The symposium combined tutorials and seminars with structured writing sessions using the ‘Pomodoro’ technique, and some variably vigorous walking in the surrounding mountains. Its centrepiece were presentations from the ten staff doctoral students, opening up discussion of many aspects of social and economic change across the country and wider region, including:
- urban planning, job search, community and employment opportunities
- early years education and the motivation of rural schoolteachers
- infrastructure management including remote sensing of road surface quality
- the mental health effects of social media
- rural-urban livelihood strategies and land ownership
- informality and financial service linkages
Additional sessions addressed thesis publication and post-doctoral funding, critical realism and mixed methods research methods, project management, and (on the last day) addressing academic stress through mindfulness.
Feedback on the event affirmed the importance of in-person meetings and structured study time. It was superbly choreographed by Jaco Franken, Manager of the Graduate School of Economic and Management Sciences at Stellenbosch University and the Bath-Stellenbosch-Fort Hare USDP project lead.
Following on from the visit James Copestake travelled on to Gqeberha (previously Port Elizabeth) to give a public lecture and to visit Fort Hare’s main campus in Alice, whose illustrious alumni include three former presidents (Seretse Khama, Nelson Mandela and Robert Mugabe) and numerous leaders of the anti-Apartheid struggle.
While a welcome break from UK weather for the three UK visitors, the trip confirmed South Africa’s beautiful scenery, wealth of talent and spectacular cuisine, it also brought home the complexity of its interconnected and ongoing struggles with inequality, corruption, daily power outages and climate change.
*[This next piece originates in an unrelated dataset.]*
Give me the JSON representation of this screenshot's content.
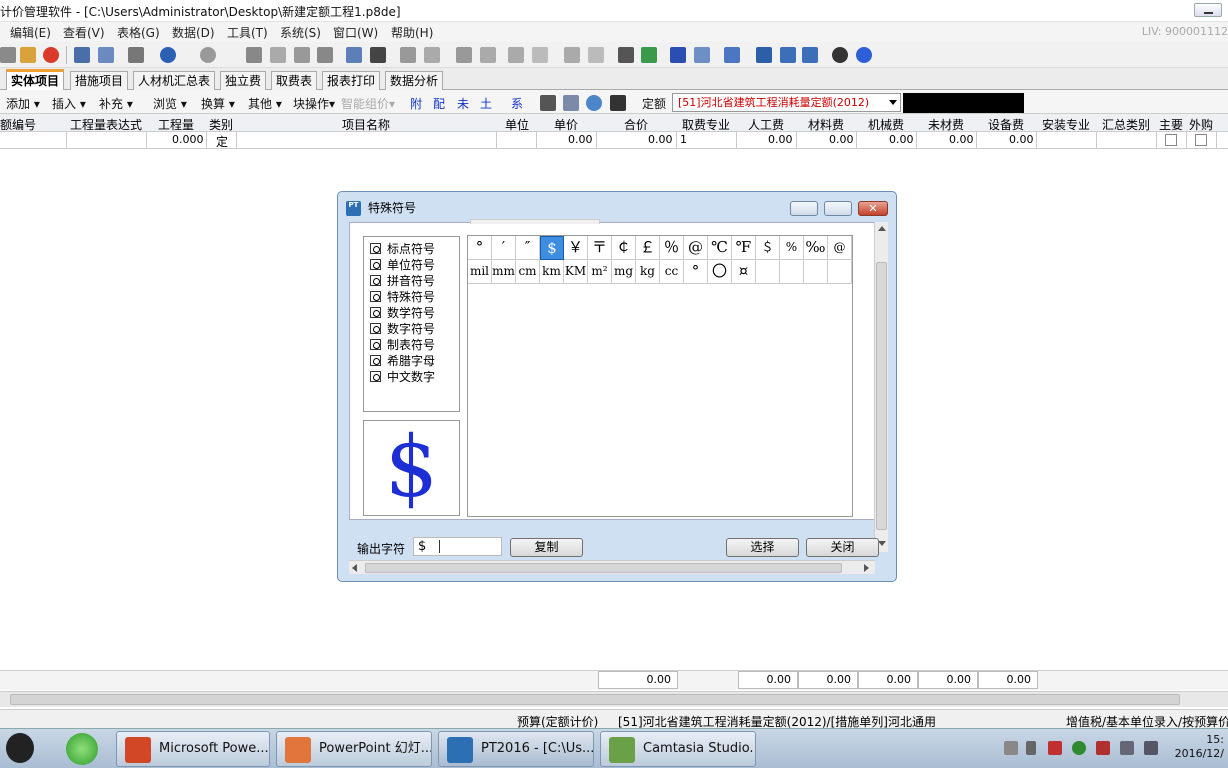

Under the programme several students and staff from Stellenbosch and Fort Hare are also due to visit Bath during the next year.
If you would like more information on the USDP Programme please contact Prof James Copestake
The full list of thesis titles of the USDP Students:
|Full name of staff member||Name of Institution Employed and registered for PhD||Title of Thesis||Supervisor/Co-supervisor Name|
|Megan Melissa Bruwer||Stellenbosch University||Evaluating traffic state from historical Floating Car Data in a developing country
|Prof Johann Andersen, Dr Ian Walker|
|Jacomina Magdelena Van der Merwe||Stellenbosch University||Investigating the impact of transport accessibility on employee churn rates within
the lower skilled labour market in South Africa.
|Prof Stephan Krygsman, Prof Ingrid Woolard, Prof Kerry Papps|
|Kurt Marais||Stellenbosch University||A social network analysis on behaviours that influence mental health and wellbeing||Drie Lieschen Venter, Prof Stephan Visagie, Dr Stephanie Merchant|
|Mosima Wilhelminah Ngwenya||Stellenbosch University||Health Inequalities in South Africa: A relational equality approach||Prof Ronelle Burger, Prof Ajit Mishra|
|Ashlene Shanell Van der Berg-Ross||Stellenbosch University||Investigating the relationship between Local Government Human Resource Development (HRD) Practices and Organisational Performance – the Case of Local Government Western Cape (WC).||Prof Zwelinzima Ndevu, Prof Juanni Swart|
|Anele Ncedo Maqubele||University of Fort Hare||Land Acquisition and Sustainable Human Settlement Development in South Africa: The Case Eastern Cape and Western Cape Provinces||Prof Andries Bezuidenhout, Prof James Copestake|
|Zikhona Dlaza||University of Fort Hare||Decent Work in Rural South Africa: Testing a Calling-Needs and Teacher Self-Concept Model||Prof Willie Chinyamurindi, Dr Katharina Chudzikowski|
|Mongi Tshaka||University of Fort Hare||The role played by informal finance to livelihood and job creation in South Africa||Prof Munacinga Simatele, Prof James Copestake|
|Besuthu Hlafa||University of Fort Hare||The impact of education on health behaviour and health outcomes in South Africa||Prof A Tsegaye, Dr Dumisane Hompahse, Dr Marisa von Fintel, Dr Matt Dickson|
|Nqobile Natashe Mpala||University of Fort Hare||Examining the macroeconomic impact of capital flows in selected SADC countries.||Prof Forget Kapingura, Dr Auriele Charles|